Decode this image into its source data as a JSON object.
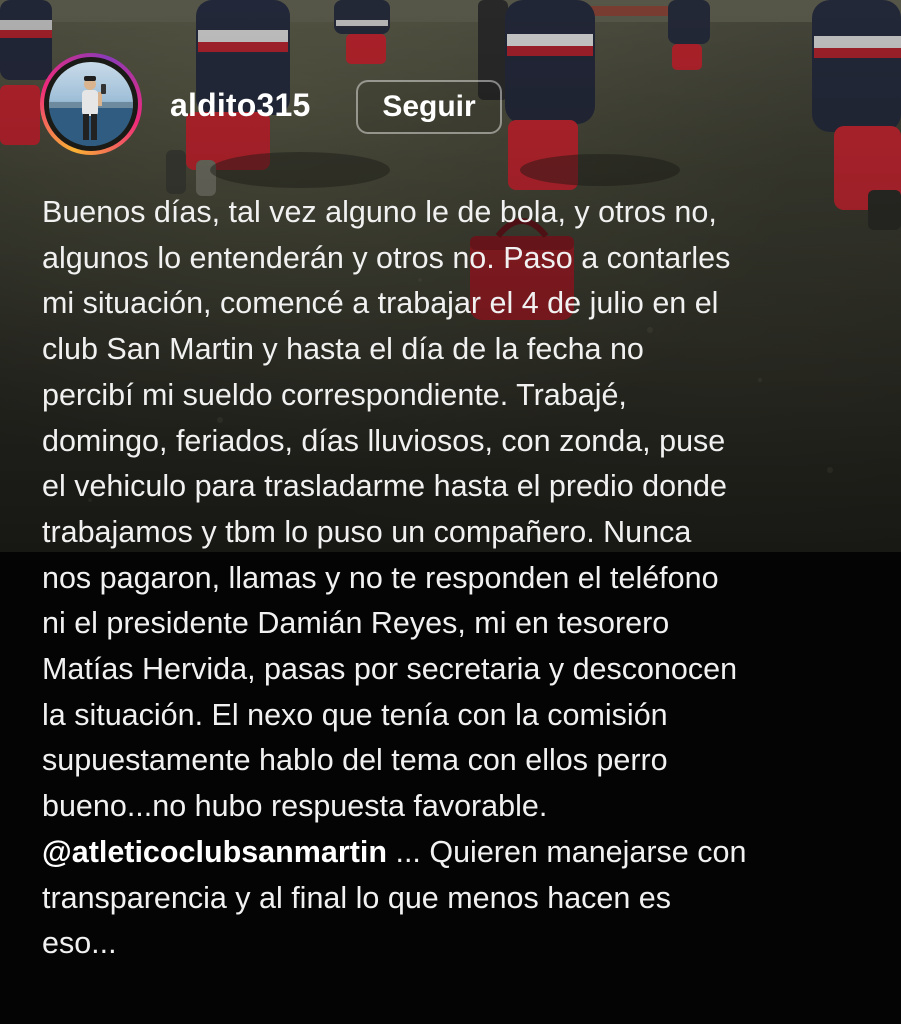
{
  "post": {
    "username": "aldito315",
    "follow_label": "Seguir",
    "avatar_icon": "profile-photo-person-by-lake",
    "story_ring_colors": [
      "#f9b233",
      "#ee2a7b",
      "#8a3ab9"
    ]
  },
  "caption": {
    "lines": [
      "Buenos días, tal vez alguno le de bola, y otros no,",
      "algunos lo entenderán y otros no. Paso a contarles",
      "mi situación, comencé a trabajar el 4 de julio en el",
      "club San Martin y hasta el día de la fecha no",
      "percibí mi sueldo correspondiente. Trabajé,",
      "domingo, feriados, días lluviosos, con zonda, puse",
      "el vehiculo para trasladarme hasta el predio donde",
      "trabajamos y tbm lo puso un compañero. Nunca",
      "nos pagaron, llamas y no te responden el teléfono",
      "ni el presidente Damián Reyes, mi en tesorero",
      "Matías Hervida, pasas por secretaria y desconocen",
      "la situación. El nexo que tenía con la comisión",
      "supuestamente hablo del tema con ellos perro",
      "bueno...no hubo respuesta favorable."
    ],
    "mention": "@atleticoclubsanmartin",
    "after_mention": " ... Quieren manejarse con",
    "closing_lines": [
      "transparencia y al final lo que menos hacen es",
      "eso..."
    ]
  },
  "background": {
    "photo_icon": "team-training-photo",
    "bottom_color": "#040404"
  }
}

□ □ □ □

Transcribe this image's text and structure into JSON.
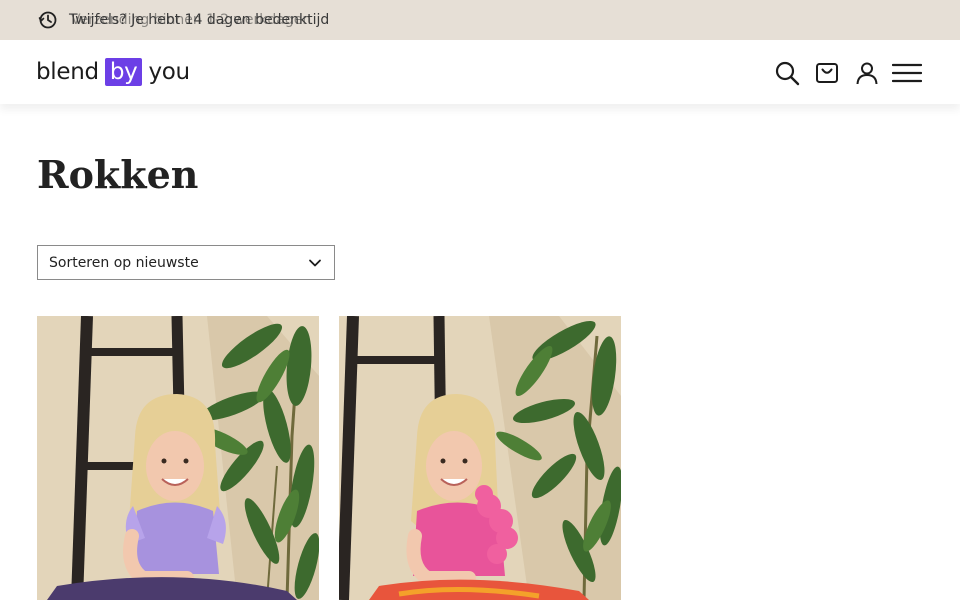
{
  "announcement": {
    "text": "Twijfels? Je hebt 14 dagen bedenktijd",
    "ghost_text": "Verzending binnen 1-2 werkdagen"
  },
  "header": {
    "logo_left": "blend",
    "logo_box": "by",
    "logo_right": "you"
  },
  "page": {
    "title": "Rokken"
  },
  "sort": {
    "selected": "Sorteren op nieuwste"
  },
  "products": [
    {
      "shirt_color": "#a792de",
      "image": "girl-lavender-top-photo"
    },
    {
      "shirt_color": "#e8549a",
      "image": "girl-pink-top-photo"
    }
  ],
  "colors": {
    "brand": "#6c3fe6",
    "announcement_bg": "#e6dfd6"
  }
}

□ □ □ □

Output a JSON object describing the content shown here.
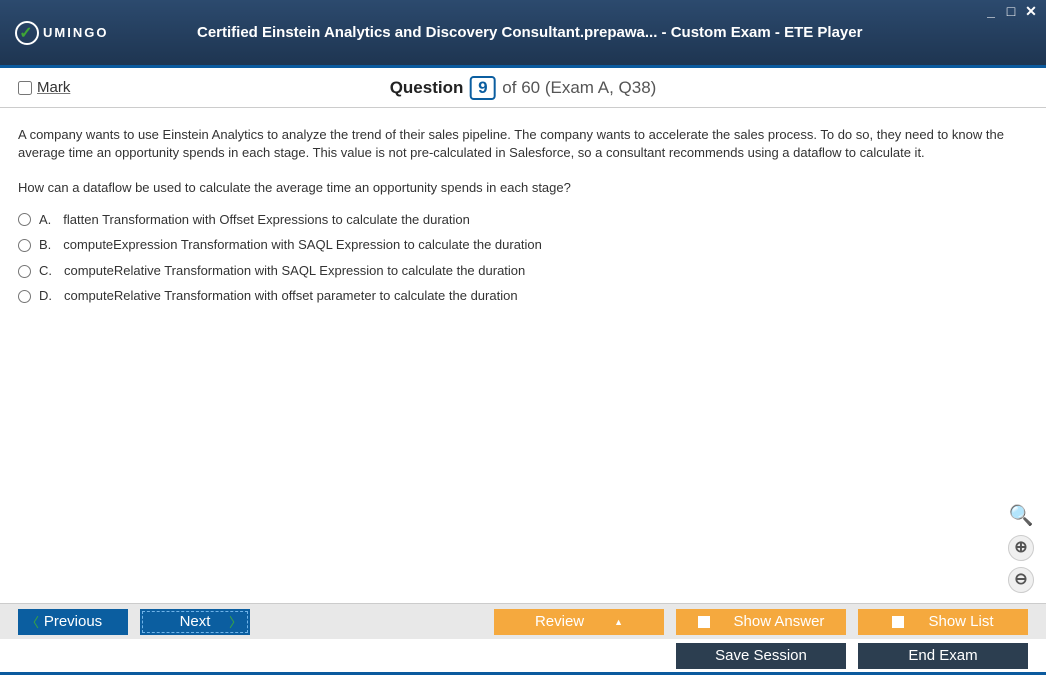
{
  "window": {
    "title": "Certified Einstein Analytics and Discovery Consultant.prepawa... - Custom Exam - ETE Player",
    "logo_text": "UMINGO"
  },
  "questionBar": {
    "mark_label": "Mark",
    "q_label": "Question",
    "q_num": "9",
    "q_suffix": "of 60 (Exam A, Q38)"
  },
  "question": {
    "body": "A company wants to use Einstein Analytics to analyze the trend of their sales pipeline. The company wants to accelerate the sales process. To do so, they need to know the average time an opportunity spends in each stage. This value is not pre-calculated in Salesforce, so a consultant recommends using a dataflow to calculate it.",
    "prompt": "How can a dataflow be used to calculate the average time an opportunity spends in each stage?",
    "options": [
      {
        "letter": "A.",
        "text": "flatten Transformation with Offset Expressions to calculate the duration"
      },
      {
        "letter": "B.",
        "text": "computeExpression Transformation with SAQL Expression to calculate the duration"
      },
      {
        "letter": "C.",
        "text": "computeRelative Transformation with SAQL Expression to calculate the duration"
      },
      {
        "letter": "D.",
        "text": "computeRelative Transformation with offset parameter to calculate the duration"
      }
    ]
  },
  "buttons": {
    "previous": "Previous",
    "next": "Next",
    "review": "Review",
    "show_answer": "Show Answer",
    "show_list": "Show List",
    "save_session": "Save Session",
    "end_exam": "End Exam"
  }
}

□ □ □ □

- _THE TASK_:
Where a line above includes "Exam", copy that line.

- _EXERCISE ANSWER_:
    "title": "Certified Einstein Analytics and Discovery Consultant.prepawa... - Custom Exam - ETE Player",
    "q_suffix": "of 60 (Exam A, Q38)"
    "end_exam": "End Exam"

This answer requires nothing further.